KeyBank exiting private student loan market

Kristina Deckert

Students looking for loans may find help in BorrowSmart program

KeyBank will no longer offer private loans for students because of the long-term unstable credit market.

Existing loans from KeyBank will still be honored through the rest of this and the Spring 2009 semesters. After Oct. 31, KeyBank will stop taking applications for private student loans.

Students usually apply for private student loans when they cannot get more money from federal loans.

Mark Evans, student financial aid director, said about 2,000 to 3,000 Kent State families have private student loans. Ninety-five percent of those families get them from KeyBank, CitiBank or Sallie Mae. Kent State works with these banks to provide private student loans.

“Over the years, the cost of going to college has increased,” Evans said. “More students and their families turn to private loan programs to gain access to additional funding.”

Laura Mimura, vice president of marketing and communications at KeyBank, said the bank will still participate in the federal loan market.

“We are still making loans to students to go to Kent State through FFELP (Federal Family Education Loan Program),” she said. “Students at Kent State and other Title IV schools can get Stafford Loans and Federal PLUS loans.”

To assist students in minimizing debt, Mimura said a service called BorrowSmart may help. BorrowSmart’s program helps minimize debt by looking at available grants and scholarships, then students can calculate the amount they can pay per month. To access BorrowSmart, students can go to

Mimura and Evans both said students have to be informed and do research to get the financial aid that works for them.

“You have to do the work,” Mimura said. “This (BorrowSmart) is not a magic pill.”

Evans suggested students go to the Kent State Student Financial Aid Web site,, for current information on available aid.
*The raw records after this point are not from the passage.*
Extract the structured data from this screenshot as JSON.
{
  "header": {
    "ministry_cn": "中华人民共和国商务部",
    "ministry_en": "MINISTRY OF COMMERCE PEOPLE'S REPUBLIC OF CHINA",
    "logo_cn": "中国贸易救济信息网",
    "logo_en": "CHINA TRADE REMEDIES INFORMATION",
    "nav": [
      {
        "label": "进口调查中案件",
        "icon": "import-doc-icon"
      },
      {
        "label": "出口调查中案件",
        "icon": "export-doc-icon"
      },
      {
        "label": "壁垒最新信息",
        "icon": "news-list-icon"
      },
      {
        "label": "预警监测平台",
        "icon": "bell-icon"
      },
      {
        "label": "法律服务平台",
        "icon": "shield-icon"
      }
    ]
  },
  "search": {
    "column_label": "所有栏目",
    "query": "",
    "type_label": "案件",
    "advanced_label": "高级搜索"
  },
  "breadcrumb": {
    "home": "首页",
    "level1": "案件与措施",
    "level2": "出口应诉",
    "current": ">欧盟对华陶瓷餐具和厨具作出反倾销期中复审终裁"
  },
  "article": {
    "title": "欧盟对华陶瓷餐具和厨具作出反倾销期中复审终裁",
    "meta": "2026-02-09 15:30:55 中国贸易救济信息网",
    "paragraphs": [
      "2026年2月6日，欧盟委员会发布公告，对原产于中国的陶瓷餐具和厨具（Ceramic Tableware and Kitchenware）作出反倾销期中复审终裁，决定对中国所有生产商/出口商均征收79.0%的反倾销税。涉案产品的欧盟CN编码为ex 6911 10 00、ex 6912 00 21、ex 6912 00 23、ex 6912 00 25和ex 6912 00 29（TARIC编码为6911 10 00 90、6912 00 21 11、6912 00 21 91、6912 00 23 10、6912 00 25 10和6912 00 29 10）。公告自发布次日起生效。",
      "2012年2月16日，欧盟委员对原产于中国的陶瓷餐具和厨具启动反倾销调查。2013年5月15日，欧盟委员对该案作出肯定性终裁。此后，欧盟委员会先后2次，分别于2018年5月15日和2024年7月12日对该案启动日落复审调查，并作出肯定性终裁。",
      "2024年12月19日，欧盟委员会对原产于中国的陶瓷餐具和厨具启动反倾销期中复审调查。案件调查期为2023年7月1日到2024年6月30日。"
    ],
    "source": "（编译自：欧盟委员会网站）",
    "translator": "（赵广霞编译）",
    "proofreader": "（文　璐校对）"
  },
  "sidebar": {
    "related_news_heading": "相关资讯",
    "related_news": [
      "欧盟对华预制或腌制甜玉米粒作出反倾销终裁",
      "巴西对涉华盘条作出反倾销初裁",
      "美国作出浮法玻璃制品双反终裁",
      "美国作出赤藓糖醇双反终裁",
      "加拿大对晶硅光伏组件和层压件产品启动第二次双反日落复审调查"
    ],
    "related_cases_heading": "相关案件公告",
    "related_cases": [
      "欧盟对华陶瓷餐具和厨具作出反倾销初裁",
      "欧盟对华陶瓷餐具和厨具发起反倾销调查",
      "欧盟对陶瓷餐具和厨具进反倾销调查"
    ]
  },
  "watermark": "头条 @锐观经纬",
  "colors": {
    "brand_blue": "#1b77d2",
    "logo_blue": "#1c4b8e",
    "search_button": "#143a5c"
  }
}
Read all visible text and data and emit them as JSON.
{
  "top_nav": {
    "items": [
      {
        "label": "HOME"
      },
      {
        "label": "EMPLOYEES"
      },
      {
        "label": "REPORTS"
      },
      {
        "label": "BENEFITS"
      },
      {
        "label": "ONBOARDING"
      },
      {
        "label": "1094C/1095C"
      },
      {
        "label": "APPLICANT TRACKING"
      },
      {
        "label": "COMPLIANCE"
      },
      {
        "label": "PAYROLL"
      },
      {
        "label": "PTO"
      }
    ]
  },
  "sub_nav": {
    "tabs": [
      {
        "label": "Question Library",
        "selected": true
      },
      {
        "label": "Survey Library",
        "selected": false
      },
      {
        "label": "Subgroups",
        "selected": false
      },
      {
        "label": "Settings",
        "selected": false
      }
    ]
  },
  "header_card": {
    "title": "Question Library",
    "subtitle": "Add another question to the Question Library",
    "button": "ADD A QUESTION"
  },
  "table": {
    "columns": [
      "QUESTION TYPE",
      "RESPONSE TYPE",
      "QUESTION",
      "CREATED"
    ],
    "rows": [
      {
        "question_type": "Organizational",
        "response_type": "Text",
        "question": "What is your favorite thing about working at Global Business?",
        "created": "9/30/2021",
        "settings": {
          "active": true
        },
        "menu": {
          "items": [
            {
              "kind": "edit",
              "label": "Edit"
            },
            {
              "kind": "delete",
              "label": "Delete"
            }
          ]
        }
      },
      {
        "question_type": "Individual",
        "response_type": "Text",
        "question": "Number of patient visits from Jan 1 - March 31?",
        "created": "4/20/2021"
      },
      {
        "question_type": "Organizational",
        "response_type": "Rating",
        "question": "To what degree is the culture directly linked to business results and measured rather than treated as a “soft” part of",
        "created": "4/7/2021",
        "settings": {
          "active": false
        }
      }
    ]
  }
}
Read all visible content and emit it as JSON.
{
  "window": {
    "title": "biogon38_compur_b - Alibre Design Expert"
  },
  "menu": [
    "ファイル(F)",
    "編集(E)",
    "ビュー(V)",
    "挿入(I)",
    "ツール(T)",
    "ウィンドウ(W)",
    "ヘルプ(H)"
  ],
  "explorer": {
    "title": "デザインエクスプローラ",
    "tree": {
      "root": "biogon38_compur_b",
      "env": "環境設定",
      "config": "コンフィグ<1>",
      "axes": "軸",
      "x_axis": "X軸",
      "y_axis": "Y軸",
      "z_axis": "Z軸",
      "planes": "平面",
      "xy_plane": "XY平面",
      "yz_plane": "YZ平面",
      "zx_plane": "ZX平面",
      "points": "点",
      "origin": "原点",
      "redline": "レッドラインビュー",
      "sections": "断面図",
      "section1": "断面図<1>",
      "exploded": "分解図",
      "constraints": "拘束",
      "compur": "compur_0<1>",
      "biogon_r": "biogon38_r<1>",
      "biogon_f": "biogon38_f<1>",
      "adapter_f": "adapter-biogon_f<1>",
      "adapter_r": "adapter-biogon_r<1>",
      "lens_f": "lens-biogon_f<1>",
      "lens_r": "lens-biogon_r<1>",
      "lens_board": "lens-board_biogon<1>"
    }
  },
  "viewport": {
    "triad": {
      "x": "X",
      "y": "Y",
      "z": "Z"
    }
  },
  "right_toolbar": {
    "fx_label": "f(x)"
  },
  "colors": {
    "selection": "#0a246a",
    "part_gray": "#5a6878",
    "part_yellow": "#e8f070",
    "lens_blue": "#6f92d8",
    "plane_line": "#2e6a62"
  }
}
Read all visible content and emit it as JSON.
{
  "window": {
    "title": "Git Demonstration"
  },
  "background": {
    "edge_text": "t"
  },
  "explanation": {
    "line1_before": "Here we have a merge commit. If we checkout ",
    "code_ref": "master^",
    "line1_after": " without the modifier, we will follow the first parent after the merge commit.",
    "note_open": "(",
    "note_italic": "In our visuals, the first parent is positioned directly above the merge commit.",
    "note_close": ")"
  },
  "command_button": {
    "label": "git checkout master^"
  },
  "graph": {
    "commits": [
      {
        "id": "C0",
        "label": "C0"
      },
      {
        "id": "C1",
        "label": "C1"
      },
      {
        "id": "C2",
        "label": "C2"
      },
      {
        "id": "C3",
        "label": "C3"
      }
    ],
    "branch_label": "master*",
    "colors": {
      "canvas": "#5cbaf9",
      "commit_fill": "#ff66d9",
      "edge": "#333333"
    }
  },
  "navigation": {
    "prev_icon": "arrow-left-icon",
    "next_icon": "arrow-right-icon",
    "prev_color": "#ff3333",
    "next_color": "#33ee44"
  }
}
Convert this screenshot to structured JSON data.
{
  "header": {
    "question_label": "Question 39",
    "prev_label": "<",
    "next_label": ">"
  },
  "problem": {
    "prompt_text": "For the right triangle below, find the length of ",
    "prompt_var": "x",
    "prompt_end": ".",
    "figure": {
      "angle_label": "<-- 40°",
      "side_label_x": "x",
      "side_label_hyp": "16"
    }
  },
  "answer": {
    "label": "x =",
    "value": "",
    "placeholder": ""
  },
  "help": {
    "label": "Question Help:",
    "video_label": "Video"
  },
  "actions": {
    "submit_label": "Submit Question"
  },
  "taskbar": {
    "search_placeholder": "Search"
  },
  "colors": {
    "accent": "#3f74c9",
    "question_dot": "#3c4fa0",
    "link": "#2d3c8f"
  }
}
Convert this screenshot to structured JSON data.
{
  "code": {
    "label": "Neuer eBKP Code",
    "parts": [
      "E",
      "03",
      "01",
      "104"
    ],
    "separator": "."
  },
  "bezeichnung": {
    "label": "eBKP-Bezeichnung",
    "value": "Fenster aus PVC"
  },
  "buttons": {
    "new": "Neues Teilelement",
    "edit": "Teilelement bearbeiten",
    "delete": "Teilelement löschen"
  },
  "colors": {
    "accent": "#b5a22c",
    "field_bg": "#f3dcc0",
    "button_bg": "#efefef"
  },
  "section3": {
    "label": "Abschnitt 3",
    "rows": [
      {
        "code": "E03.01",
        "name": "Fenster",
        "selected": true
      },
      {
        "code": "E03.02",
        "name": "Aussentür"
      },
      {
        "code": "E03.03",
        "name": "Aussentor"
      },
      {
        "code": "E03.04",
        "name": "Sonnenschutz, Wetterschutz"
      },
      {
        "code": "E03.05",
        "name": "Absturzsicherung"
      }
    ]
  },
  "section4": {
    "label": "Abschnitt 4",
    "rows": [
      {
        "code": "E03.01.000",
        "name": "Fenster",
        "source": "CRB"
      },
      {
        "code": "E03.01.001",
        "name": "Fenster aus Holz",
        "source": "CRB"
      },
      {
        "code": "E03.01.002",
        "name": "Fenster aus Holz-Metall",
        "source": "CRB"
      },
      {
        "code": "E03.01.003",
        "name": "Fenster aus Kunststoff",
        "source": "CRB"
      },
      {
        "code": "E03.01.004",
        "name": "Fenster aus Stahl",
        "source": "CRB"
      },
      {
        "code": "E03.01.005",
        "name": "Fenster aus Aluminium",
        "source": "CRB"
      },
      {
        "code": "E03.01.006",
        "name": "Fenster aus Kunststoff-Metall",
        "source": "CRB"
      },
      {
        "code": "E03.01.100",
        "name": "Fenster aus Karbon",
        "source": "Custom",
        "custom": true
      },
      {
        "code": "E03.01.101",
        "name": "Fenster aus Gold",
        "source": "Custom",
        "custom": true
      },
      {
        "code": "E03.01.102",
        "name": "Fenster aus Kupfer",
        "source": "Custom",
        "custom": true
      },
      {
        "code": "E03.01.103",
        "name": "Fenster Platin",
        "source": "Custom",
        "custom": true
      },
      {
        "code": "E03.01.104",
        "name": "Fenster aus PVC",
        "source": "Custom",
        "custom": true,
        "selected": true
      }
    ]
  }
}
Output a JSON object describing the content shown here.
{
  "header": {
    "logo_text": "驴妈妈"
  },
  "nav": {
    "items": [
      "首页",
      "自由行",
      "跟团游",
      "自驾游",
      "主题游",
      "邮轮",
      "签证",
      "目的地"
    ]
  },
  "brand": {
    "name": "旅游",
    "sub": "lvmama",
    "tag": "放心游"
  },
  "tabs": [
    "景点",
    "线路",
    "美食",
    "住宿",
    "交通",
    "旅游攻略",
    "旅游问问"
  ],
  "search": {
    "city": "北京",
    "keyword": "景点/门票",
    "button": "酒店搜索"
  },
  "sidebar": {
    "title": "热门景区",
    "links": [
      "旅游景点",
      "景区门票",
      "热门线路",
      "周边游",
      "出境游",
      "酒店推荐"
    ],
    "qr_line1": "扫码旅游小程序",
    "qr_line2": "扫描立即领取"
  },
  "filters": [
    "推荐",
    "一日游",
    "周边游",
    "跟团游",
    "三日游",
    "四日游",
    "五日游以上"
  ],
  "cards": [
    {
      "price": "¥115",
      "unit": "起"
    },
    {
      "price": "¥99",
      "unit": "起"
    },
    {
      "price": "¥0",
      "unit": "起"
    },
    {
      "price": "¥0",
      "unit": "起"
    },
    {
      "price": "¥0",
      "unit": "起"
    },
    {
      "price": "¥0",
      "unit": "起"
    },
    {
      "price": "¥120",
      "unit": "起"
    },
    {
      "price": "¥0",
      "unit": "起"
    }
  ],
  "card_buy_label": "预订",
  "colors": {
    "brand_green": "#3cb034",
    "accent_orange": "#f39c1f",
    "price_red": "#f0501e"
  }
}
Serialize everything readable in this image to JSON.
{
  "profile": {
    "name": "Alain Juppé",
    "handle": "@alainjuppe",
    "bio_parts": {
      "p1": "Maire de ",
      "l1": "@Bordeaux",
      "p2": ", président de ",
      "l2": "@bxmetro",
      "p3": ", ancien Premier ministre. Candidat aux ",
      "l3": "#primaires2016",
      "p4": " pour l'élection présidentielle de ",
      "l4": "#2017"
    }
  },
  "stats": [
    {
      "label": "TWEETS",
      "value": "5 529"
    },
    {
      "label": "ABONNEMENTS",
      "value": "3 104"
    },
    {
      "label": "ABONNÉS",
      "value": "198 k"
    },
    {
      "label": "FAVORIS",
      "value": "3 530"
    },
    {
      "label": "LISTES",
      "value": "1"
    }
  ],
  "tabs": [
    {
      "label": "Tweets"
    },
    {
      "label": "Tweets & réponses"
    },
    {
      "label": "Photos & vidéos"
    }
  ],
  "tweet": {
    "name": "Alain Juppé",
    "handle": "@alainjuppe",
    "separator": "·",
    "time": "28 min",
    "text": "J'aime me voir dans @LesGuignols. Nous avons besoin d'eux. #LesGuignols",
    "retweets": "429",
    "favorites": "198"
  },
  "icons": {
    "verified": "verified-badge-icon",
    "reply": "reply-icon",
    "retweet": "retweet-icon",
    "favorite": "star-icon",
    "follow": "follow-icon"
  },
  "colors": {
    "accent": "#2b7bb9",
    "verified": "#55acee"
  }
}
He also said students should come to the financial aid office and talk to a financial aid representative if they have questions.

Mimura said KeyBank’s decision to exit the private student loan market was made about a year ago.

“We are still committed to education,” Mimura said. “But we have to make decisions to protect the strength of Key.”

Although some students may have to apply for private student loans from a different company next year, Evans said students shouldn’t be worried about getting another loan.

“There is no need to worry or panic or those types of things,” Evans said.

Contact student finance reporter Kristina Deckert at

[email protected].